A short story aka The new campaign
Charles didn’t want to be the one who came up with a new campaign. “That last campaign was great, unbeatable. We are going to be known as the idiots who thought they could outdo it,” he reasoned with his business partner Clem.
The remaining partner, Nicola, was hoping Charles would prevail in the debate. She had fabricated the whole phone conversation where they had been offered the contract; the conversation had approached whose turn it was to get the paper from the store room and she couldn’t face the long walk and just blurted out something about doing a new campaign. For his part Charles just couldn’t be bothered. He was pretty sure his betting slip in his pocket was going to leave him without the need ever to work again: he’d had £50 on ‘everybody to score’ in the big football game at the weekend.
Clem didn’t know whether to push it or not.

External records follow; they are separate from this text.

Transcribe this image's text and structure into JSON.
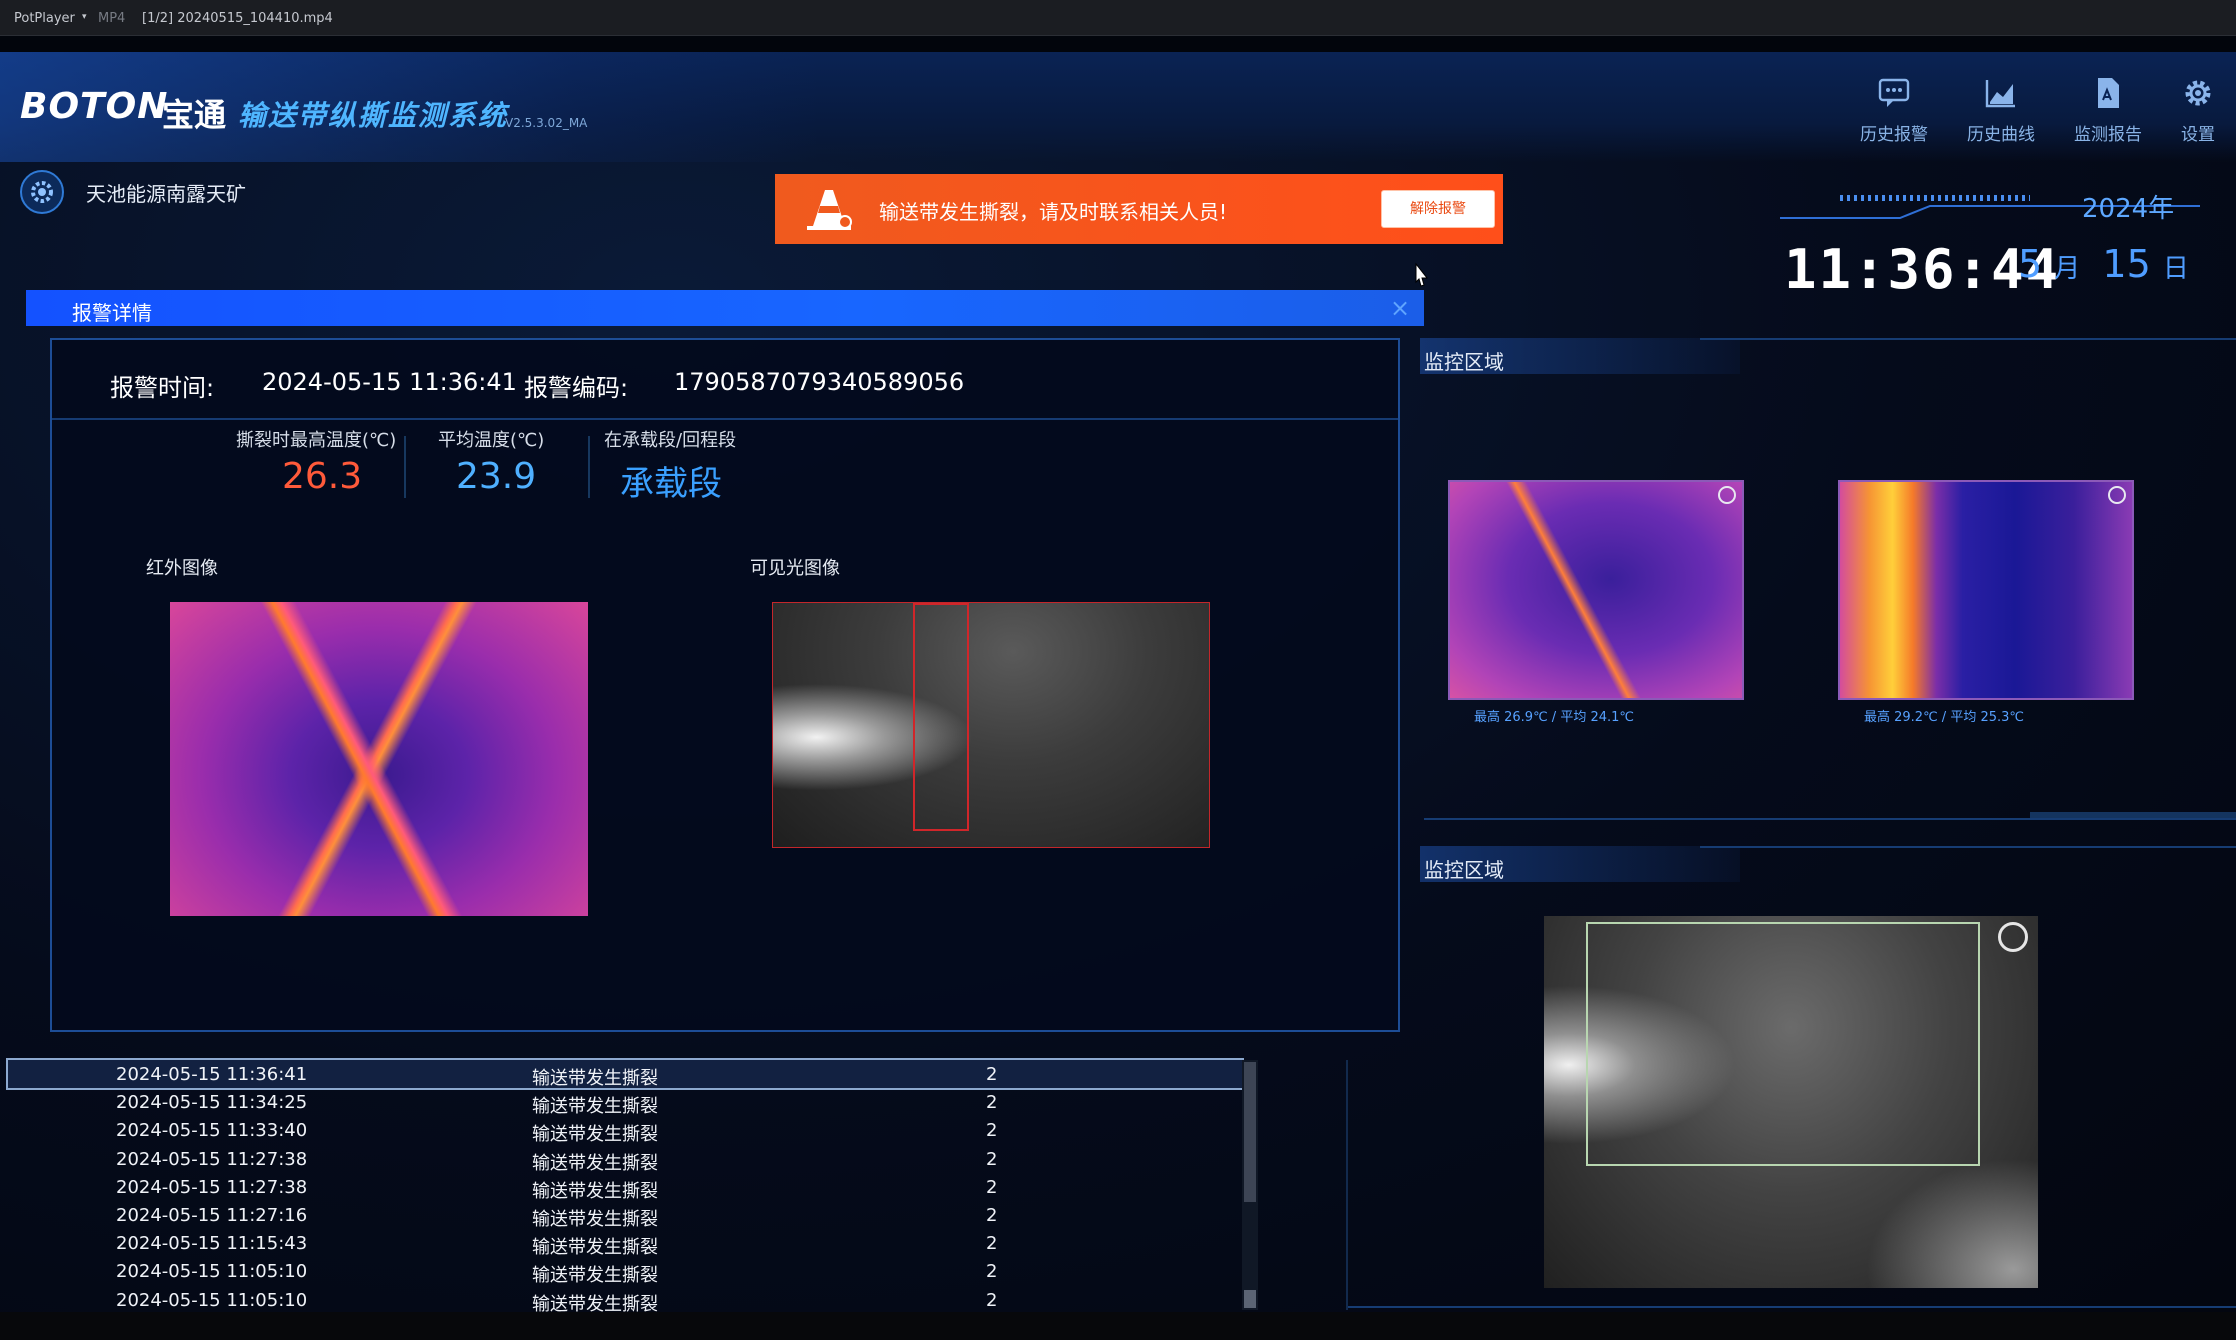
{
  "player": {
    "app_name": "PotPlayer",
    "format": "MP4",
    "file": "[1/2] 20240515_104410.mp4"
  },
  "header": {
    "brand": "BOTON",
    "brand_cn": "宝通",
    "title": "输送带纵撕监测系统",
    "version": "V2.5.3.02_MA"
  },
  "nav": {
    "history_alarm": "历史报警",
    "history_curve": "历史曲线",
    "monitor_report": "监测报告",
    "settings": "设置"
  },
  "site": {
    "name": "天池能源南露天矿"
  },
  "clock": {
    "year": "2024年",
    "time": "11:36:44",
    "month": "5",
    "month_unit": "月",
    "day": "15",
    "day_unit": "日"
  },
  "alert": {
    "message": "输送带发生撕裂，请及时联系相关人员!",
    "dismiss_label": "解除报警"
  },
  "detail": {
    "title": "报警详情",
    "close": "×",
    "time_label": "报警时间:",
    "time_value": "2024-05-15 11:36:41",
    "code_label": "报警编码:",
    "code_value": "1790587079340589056",
    "max_temp_label": "撕裂时最高温度(℃)",
    "max_temp_value": "26.3",
    "avg_temp_label": "平均温度(℃)",
    "avg_temp_value": "23.9",
    "segment_label": "在承载段/回程段",
    "segment_value": "承载段",
    "ir_label": "红外图像",
    "visible_label": "可见光图像"
  },
  "right": {
    "zone1_title": "监控区域",
    "zone2_title": "监控区域",
    "cam1_caption": "最高 26.9℃   /   平均 24.1℃",
    "cam2_caption": "最高 29.2℃   /   平均 25.3℃"
  },
  "alarms": [
    {
      "time": "2024-05-15 11:36:41",
      "event": "输送带发生撕裂",
      "count": "2",
      "selected": true
    },
    {
      "time": "2024-05-15 11:34:25",
      "event": "输送带发生撕裂",
      "count": "2"
    },
    {
      "time": "2024-05-15 11:33:40",
      "event": "输送带发生撕裂",
      "count": "2"
    },
    {
      "time": "2024-05-15 11:27:38",
      "event": "输送带发生撕裂",
      "count": "2"
    },
    {
      "time": "2024-05-15 11:27:38",
      "event": "输送带发生撕裂",
      "count": "2"
    },
    {
      "time": "2024-05-15 11:27:16",
      "event": "输送带发生撕裂",
      "count": "2"
    },
    {
      "time": "2024-05-15 11:15:43",
      "event": "输送带发生撕裂",
      "count": "2"
    },
    {
      "time": "2024-05-15 11:05:10",
      "event": "输送带发生撕裂",
      "count": "2"
    },
    {
      "time": "2024-05-15 11:05:10",
      "event": "输送带发生撕裂",
      "count": "2"
    }
  ],
  "colors": {
    "accent": "#1866ff",
    "alert": "#f05a1e",
    "max_temp": "#ff5a3a",
    "avg_temp": "#4fb0ff",
    "segment": "#3aa0ff"
  }
}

He didn’t really know how to make adverts and thus far had got by with agreeing with whatever Charles and Nicola said. He always wore a nice ironed shirt – and that had seemed to be enough to get him by. This silence was lasting too long though…why was the computer telling him he couldn’t print the 2 for 1 Pizza Express voucher? Out of paper? But they had a rota…
Charles wasn’t going to let this rest, “The last ones with the man and the woman who smiled was too good. How are we going to top that? Two men smiling? Not this century. We could always pitch something with a cat but then you’ve got to find a cat. Does anyone else here know how to find a cat? I’ve lost a cat. Finding a cat is the opposite of where my experience lies.”

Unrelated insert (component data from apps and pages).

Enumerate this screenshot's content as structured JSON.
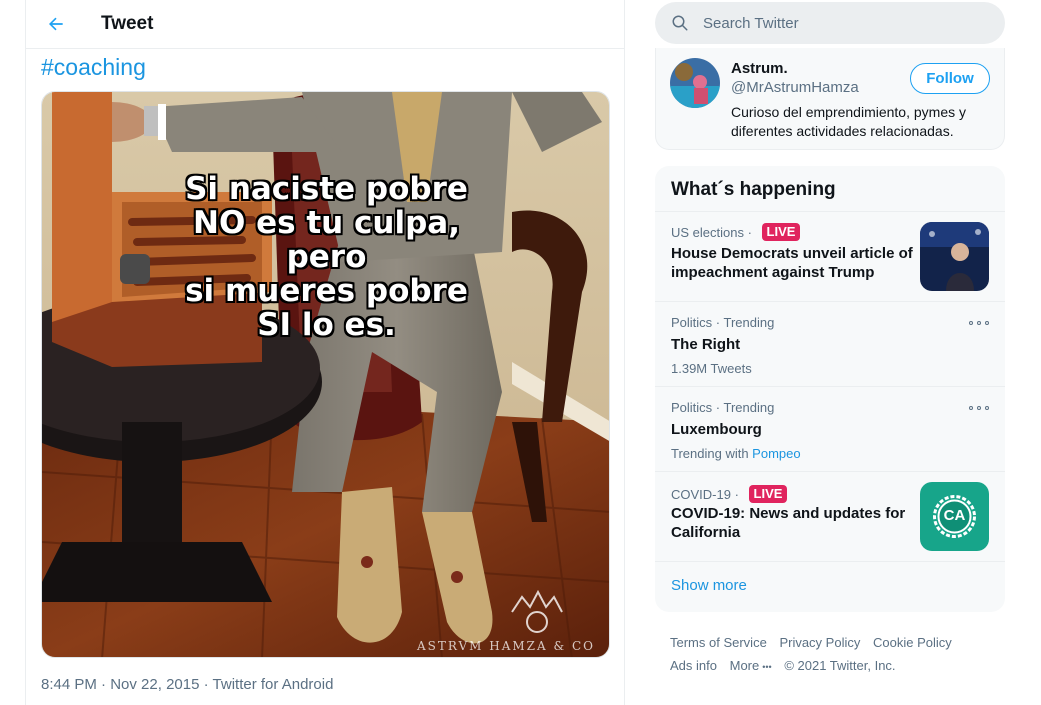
{
  "header": {
    "title": "Tweet",
    "back_icon": "arrow-left-icon"
  },
  "tweet": {
    "hashtag": "#coaching",
    "meme_lines": [
      "Si naciste pobre",
      "NO es tu culpa,",
      "pero",
      "si mueres pobre",
      "SI lo es."
    ],
    "watermark": "ASTRVM HAMZA & CO",
    "time": "8:44 PM",
    "date": "Nov 22, 2015",
    "source": "Twitter for Android"
  },
  "search": {
    "placeholder": "Search Twitter",
    "icon": "search-icon"
  },
  "profile": {
    "name": "Astrum.",
    "handle": "@MrAstrumHamza",
    "bio": "Curioso del emprendimiento, pymes y diferentes actividades relacionadas.",
    "follow_label": "Follow"
  },
  "trends": {
    "title": "What´s happening",
    "items": [
      {
        "category": "US elections",
        "separator": " · ",
        "live": "LIVE",
        "title": "House Democrats unveil article of impeachment against Trump"
      },
      {
        "category": "Politics · Trending",
        "title": "The Right",
        "sub": "1.39M Tweets"
      },
      {
        "category": "Politics · Trending",
        "title": "Luxembourg",
        "sub_prefix": "Trending with ",
        "sub_link": "Pompeo"
      },
      {
        "category": "COVID-19",
        "separator": " · ",
        "live": "LIVE",
        "title": "COVID-19: News and updates for California",
        "thumb_text": "CA"
      }
    ],
    "show_more": "Show more"
  },
  "footer": {
    "links": [
      "Terms of Service",
      "Privacy Policy",
      "Cookie Policy",
      "Ads info",
      "More"
    ],
    "more_dots": "•••",
    "copyright": "© 2021 Twitter, Inc."
  },
  "colors": {
    "accent": "#1da1f2",
    "link": "#1b95e0",
    "live": "#e0245e",
    "secondary_text": "#5b7083"
  }
}
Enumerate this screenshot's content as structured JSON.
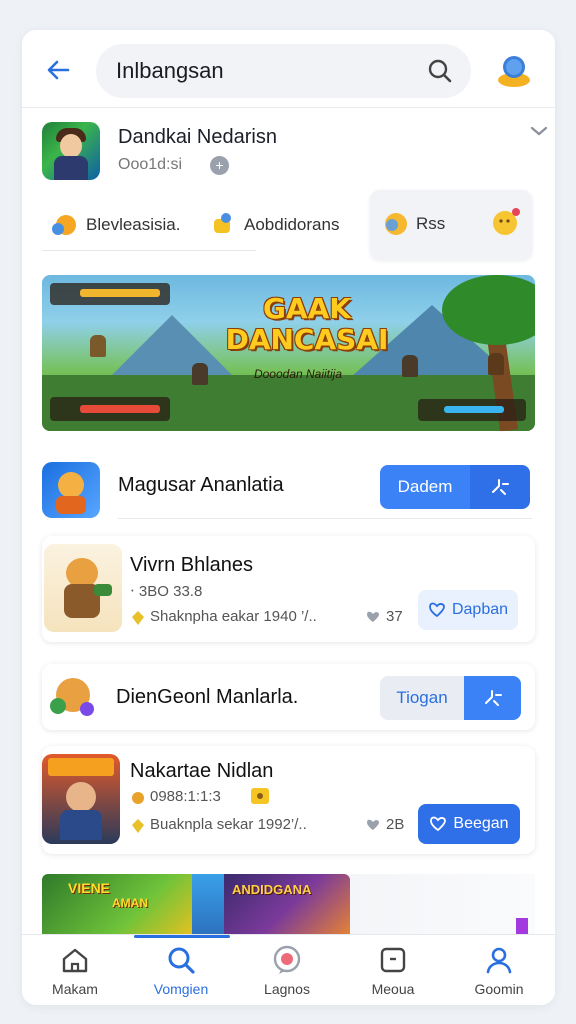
{
  "header": {
    "search_value": "Inlbangsan",
    "back_label": "back"
  },
  "profile": {
    "name": "Dandkai Nedarisn",
    "subtitle": "Ooo1d:si",
    "plus": "+"
  },
  "chips": [
    {
      "label": "Blevleasisia."
    },
    {
      "label": "Aobdidorans"
    },
    {
      "label": "Rss"
    }
  ],
  "banner": {
    "title": "GAAK DANCASAI",
    "subtitle": "Dooodan Naiitija"
  },
  "items": [
    {
      "title": "Magusar Ananlatia",
      "action": "Dadem"
    },
    {
      "title": "Vivrn Bhlanes",
      "stats": "‧ 3BO 33.8",
      "meta": "Shaknpha eakar 1940 ’/..",
      "rating": "37",
      "action": "Dapban"
    },
    {
      "title": "DienGeonl Manlarla.",
      "action": "Tiogan"
    },
    {
      "title": "Nakartae Nidlan",
      "stats": "0988:1:1:3",
      "meta": "Buaknpla sekar 1992’/..",
      "rating": "2B",
      "action": "Beegan"
    }
  ],
  "promo": {
    "left_text": "VIENE",
    "left_sub": "AMAN",
    "right_text": "ANDIDGANA"
  },
  "tabs": [
    {
      "label": "Makam",
      "icon": "home-icon"
    },
    {
      "label": "Vomgien",
      "icon": "search-icon"
    },
    {
      "label": "Lagnos",
      "icon": "chat-icon"
    },
    {
      "label": "Meoua",
      "icon": "inbox-icon"
    },
    {
      "label": "Goomin",
      "icon": "profile-icon"
    }
  ],
  "colors": {
    "accent": "#2a6fe0",
    "button_blue": "#3b82f6",
    "button_light": "#e8f1fd"
  }
}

Nicola excused herself. Maybe she should just go and get some paper. It had to be a better course of action than suggesting major brands were offering them advertising campaigns. But it was harder: the stationery cupboard was up three stairs. And she had never learned to climb stairs – something she put down being raised in a bungalow. And it was with this sense of her own inadequacies spinning round her mind that Nicola Shapton ran out of the agency – never to return. She would go on to die in her old age due to mass disappointment at having never won the lottery.
What of Clem and Charles? They never did come up with a campaign and they never caught on that there was no offer from the manufacturer. It nearly caused an embarrassing situation at a volleyball contest several years later – but there was a loud bang and the embarrassment was totally avoided. They noticed Nicola had gone after several weeks when the Cup-a-Soups they been eyeing on her desk went out of date. The day after Clem broke down and admitted he knew nothing about advertising. Charles was very understanding and they got a new sign, sold the printer and turned the office into a butcher’s.